It’s the not knowing I can’t cope with….
“When I have done with both bone and brain,” I continue,
“will consciousness remain…?
What if it won’t? What will have been its point?”
“Does there have to be a point?”you challenge.
“This vision of parallel roads,“ I persist –
“roads without even one byway between them –
is anathema to me.
Death has become a distraction from living –
“Though not for the rose,” you observe.
The moment July is in the ascendant,
an assortment of sky-lit tenants
needs to be hypnotised by the heat.
In the iced blues of January,
south-facing windows permit slanting sun
to investigate much closer to the ground….
It alights on every cheekbone and pin.
Walking south-east along a three o’clock street,
those who once longed for the prime red-yellows of July
are quite astounded at themselves – at how soundly they are absorbed
into that shadow play, that chiaroscuro.
Copyright © JENNY JOHNSON April, 2019
Devon based poet, Jenny Johnson, was born in Bristol in 1945 and educated at The Red Maids’ School (now Redmaids’ High School) – the oldest girls’ school in England. She has written poetry since the age of five and has also created eighty dances for circle dance groups: see www.jennyjohnsondancerpoet.net for a sample of her poetry and a list of dances and musical sources.
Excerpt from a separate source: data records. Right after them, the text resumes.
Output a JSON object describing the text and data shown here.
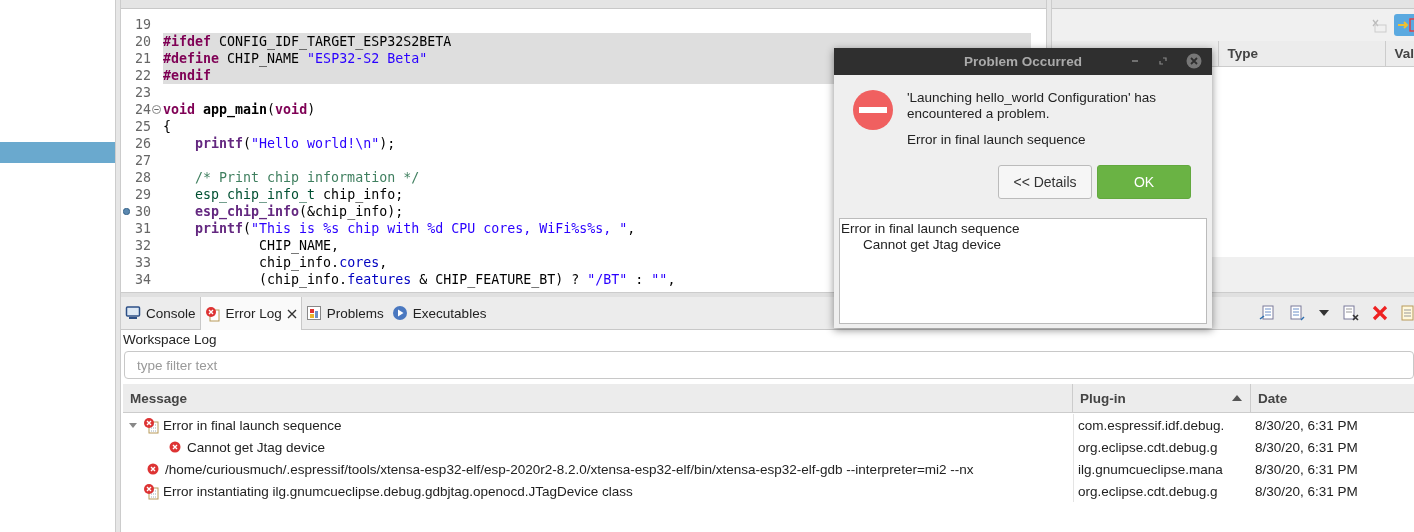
{
  "sidebar": {
    "rows": [
      {
        "selected": false
      },
      {
        "selected": false
      },
      {
        "selected": false
      },
      {
        "selected": false
      },
      {
        "selected": false
      },
      {
        "selected": false
      },
      {
        "selected": true
      }
    ]
  },
  "editor": {
    "lines": [
      {
        "number": "19",
        "highlighted": false
      },
      {
        "number": "20",
        "highlighted": true,
        "tokens": [
          {
            "kind": "keyword",
            "text": "#ifdef"
          },
          {
            "kind": "plain",
            "text": " CONFIG_IDF_TARGET_ESP32S2BETA"
          }
        ]
      },
      {
        "number": "21",
        "highlighted": true,
        "tokens": [
          {
            "kind": "keyword",
            "text": "#define"
          },
          {
            "kind": "plain",
            "text": " CHIP_NAME "
          },
          {
            "kind": "string",
            "text": "\"ESP32-S2 Beta\""
          }
        ]
      },
      {
        "number": "22",
        "highlighted": true,
        "tokens": [
          {
            "kind": "keyword",
            "text": "#endif"
          }
        ]
      },
      {
        "number": "23",
        "highlighted": false
      },
      {
        "number": "24",
        "highlighted": false,
        "collapsible": true,
        "tokens": [
          {
            "kind": "keyword",
            "text": "void"
          },
          {
            "kind": "decl",
            "text": " app_main"
          },
          {
            "kind": "plain",
            "text": "("
          },
          {
            "kind": "keyword",
            "text": "void"
          },
          {
            "kind": "plain",
            "text": ")"
          }
        ]
      },
      {
        "number": "25",
        "highlighted": false,
        "tokens": [
          {
            "kind": "plain",
            "text": "{"
          }
        ]
      },
      {
        "number": "26",
        "highlighted": false,
        "tokens": [
          {
            "kind": "func",
            "text": "    printf"
          },
          {
            "kind": "plain",
            "text": "("
          },
          {
            "kind": "string",
            "text": "\"Hello world!\\n\""
          },
          {
            "kind": "plain",
            "text": ");"
          }
        ]
      },
      {
        "number": "27",
        "highlighted": false
      },
      {
        "number": "28",
        "highlighted": false,
        "tokens": [
          {
            "kind": "comment",
            "text": "    /* Print chip information */"
          }
        ]
      },
      {
        "number": "29",
        "highlighted": false,
        "tokens": [
          {
            "kind": "type",
            "text": "    esp_chip_info_t"
          },
          {
            "kind": "plain",
            "text": " chip_info;"
          }
        ]
      },
      {
        "number": "30",
        "highlighted": false,
        "bookmark": true,
        "tokens": [
          {
            "kind": "func",
            "text": "    esp_chip_info"
          },
          {
            "kind": "plain",
            "text": "(&chip_info);"
          }
        ]
      },
      {
        "number": "31",
        "highlighted": false,
        "tokens": [
          {
            "kind": "func",
            "text": "    printf"
          },
          {
            "kind": "plain",
            "text": "("
          },
          {
            "kind": "string",
            "text": "\"This is %s chip with %d CPU cores, WiFi%s%s, \""
          },
          {
            "kind": "plain",
            "text": ","
          }
        ]
      },
      {
        "number": "32",
        "highlighted": false,
        "tokens": [
          {
            "kind": "plain",
            "text": "            CHIP_NAME,"
          }
        ]
      },
      {
        "number": "33",
        "highlighted": false,
        "tokens": [
          {
            "kind": "plain",
            "text": "            chip_info."
          },
          {
            "kind": "field",
            "text": "cores"
          },
          {
            "kind": "plain",
            "text": ","
          }
        ]
      },
      {
        "number": "34",
        "highlighted": false,
        "tokens": [
          {
            "kind": "plain",
            "text": "            (chip_info."
          },
          {
            "kind": "field",
            "text": "features"
          },
          {
            "kind": "plain",
            "text": " & CHIP_FEATURE_BT) ? "
          },
          {
            "kind": "string",
            "text": "\"/BT\""
          },
          {
            "kind": "plain",
            "text": " : "
          },
          {
            "kind": "string",
            "text": "\"\""
          },
          {
            "kind": "plain",
            "text": ","
          }
        ]
      }
    ]
  },
  "right_panel": {
    "columns": [
      "Type",
      "Val"
    ]
  },
  "bottom_panel": {
    "tabs": [
      {
        "label": "Console",
        "selected": false,
        "closable": false
      },
      {
        "label": "Error Log",
        "selected": true,
        "closable": true
      },
      {
        "label": "Problems",
        "selected": false,
        "closable": false
      },
      {
        "label": "Executables",
        "selected": false,
        "closable": false
      }
    ],
    "log_title": "Workspace Log",
    "filter": {
      "placeholder": "type filter text"
    },
    "columns": [
      {
        "label": "Message",
        "sorted": false
      },
      {
        "label": "Plug-in",
        "sorted": true
      },
      {
        "label": "Date",
        "sorted": false
      }
    ],
    "rows": [
      {
        "kind": "session",
        "message": "Error in final launch sequence",
        "plugin": "com.espressif.idf.debug.",
        "date": "8/30/20, 6:31 PM",
        "expanded": true,
        "children": [
          {
            "kind": "error",
            "message": "Cannot get Jtag device",
            "plugin": "org.eclipse.cdt.debug.g",
            "date": "8/30/20, 6:31 PM"
          }
        ]
      },
      {
        "kind": "error",
        "message": "/home/curiousmuch/.espressif/tools/xtensa-esp32-elf/esp-2020r2-8.2.0/xtensa-esp32-elf/bin/xtensa-esp32-elf-gdb --interpreter=mi2 --nx",
        "plugin": "ilg.gnumcueclipse.mana",
        "date": "8/30/20, 6:31 PM"
      },
      {
        "kind": "session",
        "message": "Error instantiating ilg.gnumcueclipse.debug.gdbjtag.openocd.JTagDevice class",
        "plugin": "org.eclipse.cdt.debug.g",
        "date": "8/30/20, 6:31 PM"
      }
    ]
  },
  "dialog": {
    "title": "Problem Occurred",
    "message": "'Launching hello_world Configuration' has encountered a problem.",
    "reason": "Error in final launch sequence",
    "buttons": [
      {
        "label": "<< Details",
        "kind": "secondary"
      },
      {
        "label": "OK",
        "kind": "primary"
      }
    ],
    "details": {
      "text": "Error in final launch sequence",
      "children": [
        {
          "text": "Cannot get Jtag device"
        }
      ]
    }
  }
}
All the above poems are on a waiting list for publication in the magazine Sarasvati. Jenny’s work has been published or accepted for publication in magazines and anthologies including Poetry Salzburg Review, Orbis and Stand. A large collection of her poetry – “The Wisdom Tree” – was brought out by Salzburg University for use by students in the Department of English and American Studies. Jenny is currently writing a series of poems based on her own dreams.
“I believe that the media concentrates far too much on the negative: the latter needs to be acknowledged, but it also requires the positive in order to provide a balance. From the friction between these polarities, creativity flourishes.” (Jenny Johnson)